The task :: If an entry holds a picture, leave the picture out and copy the rest of the listing exactly.

# # # #

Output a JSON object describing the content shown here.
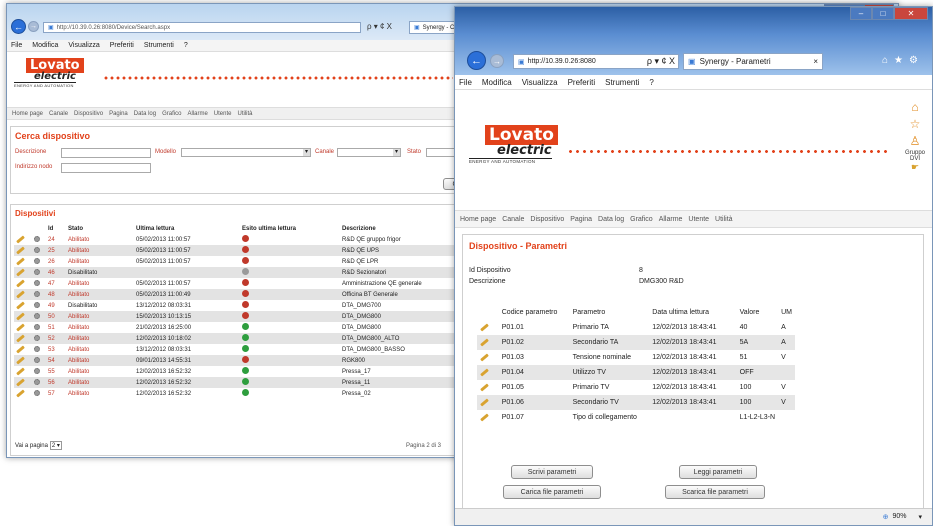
{
  "win1": {
    "address": "http://10.39.0.26:8080/Device/Search.aspx",
    "address_icons": "ρ ▾ ¢ X",
    "tab_label": "Synergy - Cerca dispositivo",
    "menu": [
      "File",
      "Modifica",
      "Visualizza",
      "Preferiti",
      "Strumenti",
      "?"
    ],
    "nav": [
      "Home page",
      "Canale",
      "Dispositivo",
      "Pagina",
      "Data log",
      "Grafico",
      "Allarme",
      "Utente",
      "Utilità"
    ],
    "search": {
      "title": "Cerca dispositivo",
      "label_descrizione": "Descrizione",
      "label_modello": "Modello",
      "label_canale": "Canale",
      "label_stato": "Stato",
      "label_indirizzo": "Indirizzo nodo",
      "button_partial": "C"
    },
    "devices": {
      "title": "Dispositivi",
      "headers": [
        "Id",
        "Stato",
        "Ultima lettura",
        "Esito ultima lettura",
        "Descrizione"
      ],
      "rows": [
        {
          "id": "24",
          "stato": "Abilitato",
          "lettura": "05/02/2013 11:00:57",
          "esito": "#c0392b",
          "desc": "R&D QE gruppo frigor"
        },
        {
          "id": "25",
          "stato": "Abilitato",
          "lettura": "05/02/2013 11:00:57",
          "esito": "#c0392b",
          "desc": "R&D QE UPS"
        },
        {
          "id": "26",
          "stato": "Abilitato",
          "lettura": "05/02/2013 11:00:57",
          "esito": "#c0392b",
          "desc": "R&D QE LPR"
        },
        {
          "id": "46",
          "stato": "Disabilitato",
          "lettura": "",
          "esito": "#9a9a9a",
          "desc": "R&D Sezionatori"
        },
        {
          "id": "47",
          "stato": "Abilitato",
          "lettura": "05/02/2013 11:00:57",
          "esito": "#c0392b",
          "desc": "Amministrazione QE generale"
        },
        {
          "id": "48",
          "stato": "Abilitato",
          "lettura": "05/02/2013 11:00:49",
          "esito": "#c0392b",
          "desc": "Officina BT Generale"
        },
        {
          "id": "49",
          "stato": "Disabilitato",
          "lettura": "13/12/2012 08:03:31",
          "esito": "#c0392b",
          "desc": "DTA_DMG700"
        },
        {
          "id": "50",
          "stato": "Abilitato",
          "lettura": "15/02/2013 10:13:15",
          "esito": "#c0392b",
          "desc": "DTA_DMG800"
        },
        {
          "id": "51",
          "stato": "Abilitato",
          "lettura": "21/02/2013 16:25:00",
          "esito": "#2e9e3e",
          "desc": "DTA_DMG800"
        },
        {
          "id": "52",
          "stato": "Abilitato",
          "lettura": "12/02/2013 10:18:02",
          "esito": "#2e9e3e",
          "desc": "DTA_DMG800_ALTO"
        },
        {
          "id": "53",
          "stato": "Abilitato",
          "lettura": "13/12/2012 08:03:31",
          "esito": "#2e9e3e",
          "desc": "DTA_DMG800_BASSO"
        },
        {
          "id": "54",
          "stato": "Abilitato",
          "lettura": "09/01/2013 14:55:31",
          "esito": "#c0392b",
          "desc": "RGK800"
        },
        {
          "id": "55",
          "stato": "Abilitato",
          "lettura": "12/02/2013 16:52:32",
          "esito": "#2e9e3e",
          "desc": "Pressa_17"
        },
        {
          "id": "56",
          "stato": "Abilitato",
          "lettura": "12/02/2013 16:52:32",
          "esito": "#2e9e3e",
          "desc": "Pressa_11"
        },
        {
          "id": "57",
          "stato": "Abilitato",
          "lettura": "12/02/2013 16:52:32",
          "esito": "#2e9e3e",
          "desc": "Pressa_02"
        }
      ],
      "goto_label": "Vai a pagina",
      "goto_value": "2",
      "page_info": "Pagina 2 di 3"
    }
  },
  "win2": {
    "address": "http://10.39.0.26:8080",
    "address_icons": "ρ ▾ ¢ X",
    "tab_label": "Synergy - Parametri",
    "menu": [
      "File",
      "Modifica",
      "Visualizza",
      "Preferiti",
      "Strumenti",
      "?"
    ],
    "nav": [
      "Home page",
      "Canale",
      "Dispositivo",
      "Pagina",
      "Data log",
      "Grafico",
      "Allarme",
      "Utente",
      "Utilità"
    ],
    "side": {
      "group_label": "Gruppo",
      "group_value": "DVI"
    },
    "page_title": "Dispositivo - Parametri",
    "device_id_label": "Id Dispositivo",
    "device_id_value": "8",
    "device_desc_label": "Descrizione",
    "device_desc_value": "DMG300 R&D",
    "param_headers": [
      "Codice parametro",
      "Parametro",
      "Data ultima lettura",
      "Valore",
      "UM"
    ],
    "params": [
      {
        "code": "P01.01",
        "name": "Primario TA",
        "date": "12/02/2013 18:43:41",
        "value": "40",
        "um": "A"
      },
      {
        "code": "P01.02",
        "name": "Secondario TA",
        "date": "12/02/2013 18:43:41",
        "value": "5A",
        "um": "A"
      },
      {
        "code": "P01.03",
        "name": "Tensione nominale",
        "date": "12/02/2013 18:43:41",
        "value": "51",
        "um": "V"
      },
      {
        "code": "P01.04",
        "name": "Utilizzo TV",
        "date": "12/02/2013 18:43:41",
        "value": "OFF",
        "um": ""
      },
      {
        "code": "P01.05",
        "name": "Primario TV",
        "date": "12/02/2013 18:43:41",
        "value": "100",
        "um": "V"
      },
      {
        "code": "P01.06",
        "name": "Secondario TV",
        "date": "12/02/2013 18:43:41",
        "value": "100",
        "um": "V"
      },
      {
        "code": "P01.07",
        "name": "Tipo di collegamento",
        "date": "",
        "value": "L1-L2-L3-N",
        "um": ""
      }
    ],
    "buttons": {
      "write": "Scrivi parametri",
      "read": "Leggi parametri",
      "load": "Carica file parametri",
      "download": "Scarica file parametri"
    },
    "zoom": "90%"
  },
  "logo": {
    "top": "Lovato",
    "bottom": "electric",
    "sub": "ENERGY AND AUTOMATION"
  },
  "colors": {
    "brand": "#e2421b",
    "ok": "#2e9e3e",
    "error": "#c0392b",
    "disabled": "#9a9a9a"
  }
}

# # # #

Exercise answer ::
Output a JSON object describing the content shown here.
{
  "win1": {
    "address": "http://10.39.0.26:8080/Device/Search.aspx",
    "address_icons": "ρ ▾ ¢ X",
    "tab_label": "Synergy - Cerca dispositivo",
    "menu": [
      "File",
      "Modifica",
      "Visualizza",
      "Preferiti",
      "Strumenti",
      "?"
    ],
    "nav": [
      "Home page",
      "Canale",
      "Dispositivo",
      "Pagina",
      "Data log",
      "Grafico",
      "Allarme",
      "Utente",
      "Utilità"
    ],
    "search": {
      "title": "Cerca dispositivo",
      "label_descrizione": "Descrizione",
      "label_modello": "Modello",
      "label_canale": "Canale",
      "label_stato": "Stato",
      "label_indirizzo": "Indirizzo nodo",
      "button_partial": "C"
    },
    "devices": {
      "title": "Dispositivi",
      "headers": [
        "Id",
        "Stato",
        "Ultima lettura",
        "Esito ultima lettura",
        "Descrizione"
      ],
      "rows": [
        {
          "id": "24",
          "stato": "Abilitato",
          "lettura": "05/02/2013 11:00:57",
          "esito": "#c0392b",
          "desc": "R&D QE gruppo frigor"
        },
        {
          "id": "25",
          "stato": "Abilitato",
          "lettura": "05/02/2013 11:00:57",
          "esito": "#c0392b",
          "desc": "R&D QE UPS"
        },
        {
          "id": "26",
          "stato": "Abilitato",
          "lettura": "05/02/2013 11:00:57",
          "esito": "#c0392b",
          "desc": "R&D QE LPR"
        },
        {
          "id": "46",
          "stato": "Disabilitato",
          "lettura": "",
          "esito": "#9a9a9a",
          "desc": "R&D Sezionatori"
        },
        {
          "id": "47",
          "stato": "Abilitato",
          "lettura": "05/02/2013 11:00:57",
          "esito": "#c0392b",
          "desc": "Amministrazione QE generale"
        },
        {
          "id": "48",
          "stato": "Abilitato",
          "lettura": "05/02/2013 11:00:49",
          "esito": "#c0392b",
          "desc": "Officina BT Generale"
        },
        {
          "id": "49",
          "stato": "Disabilitato",
          "lettura": "13/12/2012 08:03:31",
          "esito": "#c0392b",
          "desc": "DTA_DMG700"
        },
        {
          "id": "50",
          "stato": "Abilitato",
          "lettura": "15/02/2013 10:13:15",
          "esito": "#c0392b",
          "desc": "DTA_DMG800"
        },
        {
          "id": "51",
          "stato": "Abilitato",
          "lettura": "21/02/2013 16:25:00",
          "esito": "#2e9e3e",
          "desc": "DTA_DMG800"
        },
        {
          "id": "52",
          "stato": "Abilitato",
          "lettura": "12/02/2013 10:18:02",
          "esito": "#2e9e3e",
          "desc": "DTA_DMG800_ALTO"
        },
        {
          "id": "53",
          "stato": "Abilitato",
          "lettura": "13/12/2012 08:03:31",
          "esito": "#2e9e3e",
          "desc": "DTA_DMG800_BASSO"
        },
        {
          "id": "54",
          "stato": "Abilitato",
          "lettura": "09/01/2013 14:55:31",
          "esito": "#c0392b",
          "desc": "RGK800"
        },
        {
          "id": "55",
          "stato": "Abilitato",
          "lettura": "12/02/2013 16:52:32",
          "esito": "#2e9e3e",
          "desc": "Pressa_17"
        },
        {
          "id": "56",
          "stato": "Abilitato",
          "lettura": "12/02/2013 16:52:32",
          "esito": "#2e9e3e",
          "desc": "Pressa_11"
        },
        {
          "id": "57",
          "stato": "Abilitato",
          "lettura": "12/02/2013 16:52:32",
          "esito": "#2e9e3e",
          "desc": "Pressa_02"
        }
      ],
      "goto_label": "Vai a pagina",
      "goto_value": "2",
      "page_info": "Pagina 2 di 3"
    }
  },
  "win2": {
    "address": "http://10.39.0.26:8080",
    "address_icons": "ρ ▾ ¢ X",
    "tab_label": "Synergy - Parametri",
    "menu": [
      "File",
      "Modifica",
      "Visualizza",
      "Preferiti",
      "Strumenti",
      "?"
    ],
    "nav": [
      "Home page",
      "Canale",
      "Dispositivo",
      "Pagina",
      "Data log",
      "Grafico",
      "Allarme",
      "Utente",
      "Utilità"
    ],
    "side": {
      "group_label": "Gruppo",
      "group_value": "DVI"
    },
    "page_title": "Dispositivo - Parametri",
    "device_id_label": "Id Dispositivo",
    "device_id_value": "8",
    "device_desc_label": "Descrizione",
    "device_desc_value": "DMG300 R&D",
    "param_headers": [
      "Codice parametro",
      "Parametro",
      "Data ultima lettura",
      "Valore",
      "UM"
    ],
    "params": [
      {
        "code": "P01.01",
        "name": "Primario TA",
        "date": "12/02/2013 18:43:41",
        "value": "40",
        "um": "A"
      },
      {
        "code": "P01.02",
        "name": "Secondario TA",
        "date": "12/02/2013 18:43:41",
        "value": "5A",
        "um": "A"
      },
      {
        "code": "P01.03",
        "name": "Tensione nominale",
        "date": "12/02/2013 18:43:41",
        "value": "51",
        "um": "V"
      },
      {
        "code": "P01.04",
        "name": "Utilizzo TV",
        "date": "12/02/2013 18:43:41",
        "value": "OFF",
        "um": ""
      },
      {
        "code": "P01.05",
        "name": "Primario TV",
        "date": "12/02/2013 18:43:41",
        "value": "100",
        "um": "V"
      },
      {
        "code": "P01.06",
        "name": "Secondario TV",
        "date": "12/02/2013 18:43:41",
        "value": "100",
        "um": "V"
      },
      {
        "code": "P01.07",
        "name": "Tipo di collegamento",
        "date": "",
        "value": "L1-L2-L3-N",
        "um": ""
      }
    ],
    "buttons": {
      "write": "Scrivi parametri",
      "read": "Leggi parametri",
      "load": "Carica file parametri",
      "download": "Scarica file parametri"
    },
    "zoom": "90%"
  },
  "logo": {
    "top": "Lovato",
    "bottom": "electric",
    "sub": "ENERGY AND AUTOMATION"
  },
  "colors": {
    "brand": "#e2421b",
    "ok": "#2e9e3e",
    "error": "#c0392b",
    "disabled": "#9a9a9a"
  }
}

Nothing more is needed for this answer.